Use and Abuse of “Not Less Than” and Its Variants in References to Time

ContractsProf Blog has an interesting post by Stacey Lantagne (aka @StaceyLantagne) about a court case involving the phrase for a period of not less than X years. Here’s Stacey:

The dispute concerned a noncompete between a dance studio and Marik, one of its employees. The covenant not to compete stated that Marik wouldn’t engage in any similar business “for a period of not less than five (5) years,” and wouldn’t solicit any teachers or students “for a period of not less than three (3) years.” The parties were arguing over whether this language meant “five years” and “three years,” or whether it meant that the noncompete could extend past five and three years.

Unsurprisingly, the court held that in this context, not less than X years means X years. But I took a more general look at the subject; that’s what this post is about.

But first, for context, here are three ways of saying the same thing:

  • not less than X [units of time]
  • at least X [units of time]
  • X or more [units of time]

Instances of not less than and its variants fall into two categories.

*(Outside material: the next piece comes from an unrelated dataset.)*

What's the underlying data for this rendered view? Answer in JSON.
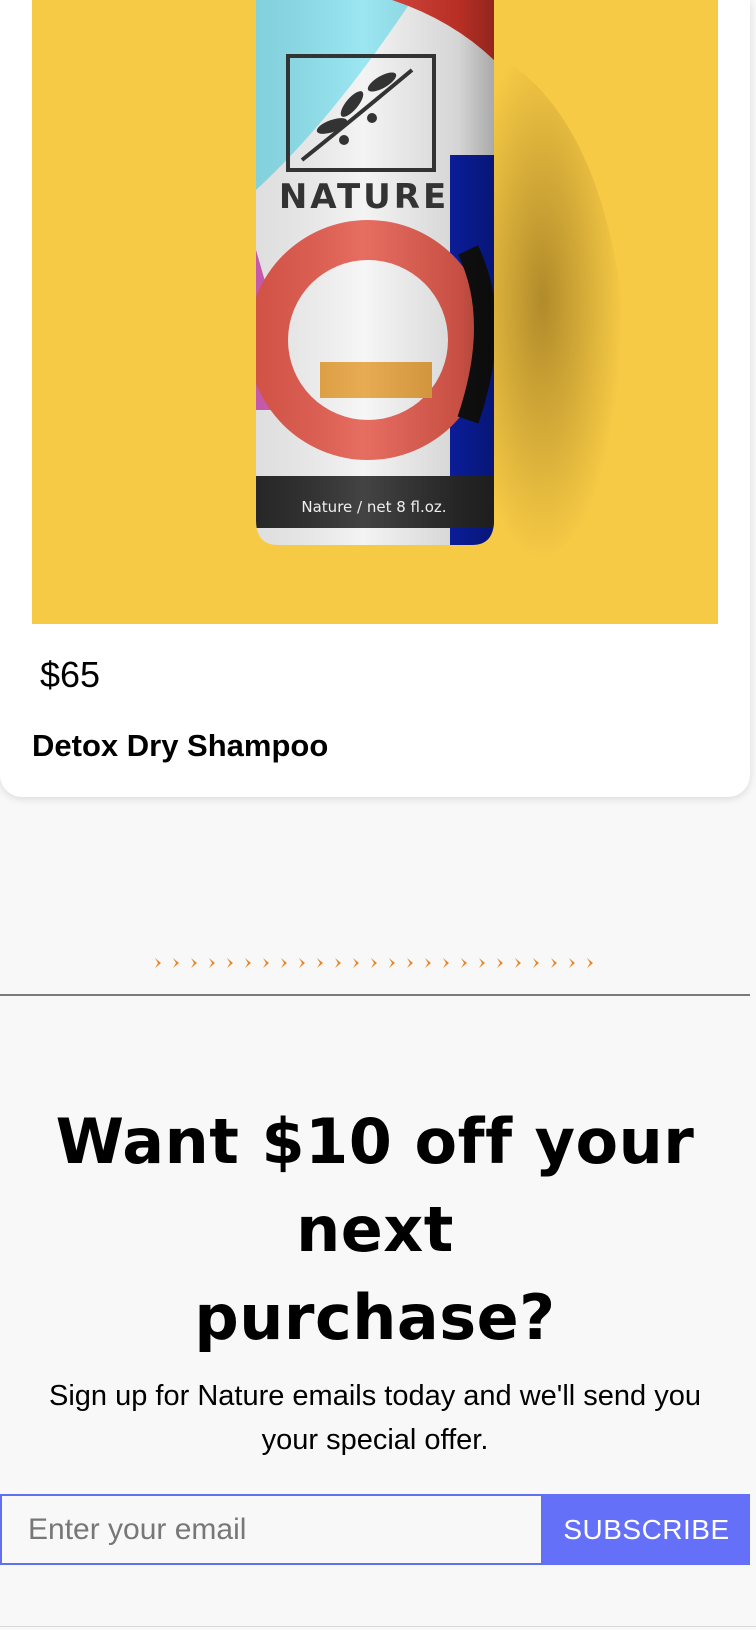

First, they’re used in stating the duration of an obligation or a prohibition. (Stated a bit differently, duration of an obligation to do or not do something.) And second, they’re used in stating what duration is required to satisfy a condition.

The case Stacey wrote about shows us that not less than and its variants doesn’t make sense to state a prohibition: the suggestion that the prohibition could apply beyond the stated number of units of time doesn’t make sense. Well, the same problem applies when you use not less than and its variants in stating an obligation.

Here’s an example of that:

The Company shall retain copies of all such contracts, agreements, invoices, bills and purchase orders for a period of not less than six (6) years from the date thereof.

Instead, the obligation should apply just for six years. If the company wants to retain the records for longer than that, it’s of course free to do so.

Now here are some examples with not less than used in stating what duration is required to satisfy a condition:

An “Arbitrator” shall be any person appointed by or on behalf of either party or appointed pursuant to the provisions hereof and: (i) shall be … a licensed commercial real estate broker with not less than 15 years experience representing landlords and/or tenants in the leasing of high tech or life sciences space in the greater Raleigh/Durham metropolitan area … .

… provided that (1) such new leases cover lands in the Designated Area and cover geologic depths that include all of the Target Zone or Target Zones being replaced and have a paid-up primary term of not less than one (1) year …

Thereafter, this Agreement shall be renewed for consecutive three (3) year terms, provided that Owner and Manager mutually consent to each such renewal not less than one (1) year prior to the end of the then-current term.

Whether the condition is satisfied doesn’t involve ongoing commitment. Instead, the question is whether at a given moment the duration of whatever it is meets or exceeds the stated minimum. So in this context, not less than and its variants work fine.

So, to sum up: In language of obligation or prohibition, don’t use not less than and its variants in stating units of time. But in stating what duration is required to satisfy a condition, feel free to use not less than and its variants.

And guess what: use of not more than in references to time requires a different analysis. And use of not less than and not more than other than in references to time also requires a different analysis. I bet you can’t wait for those blog post.

About the author

Ken Adams is the leading authority on how to say clearly whatever you want to say in a contract. He’s author of A Manual of Style for Contract Drafting, and he offers online and in-person training around the world. He’s also chief content officer of LegalSifter, Inc., a company that combines artificial intelligence and expertise to assist with review of contracts.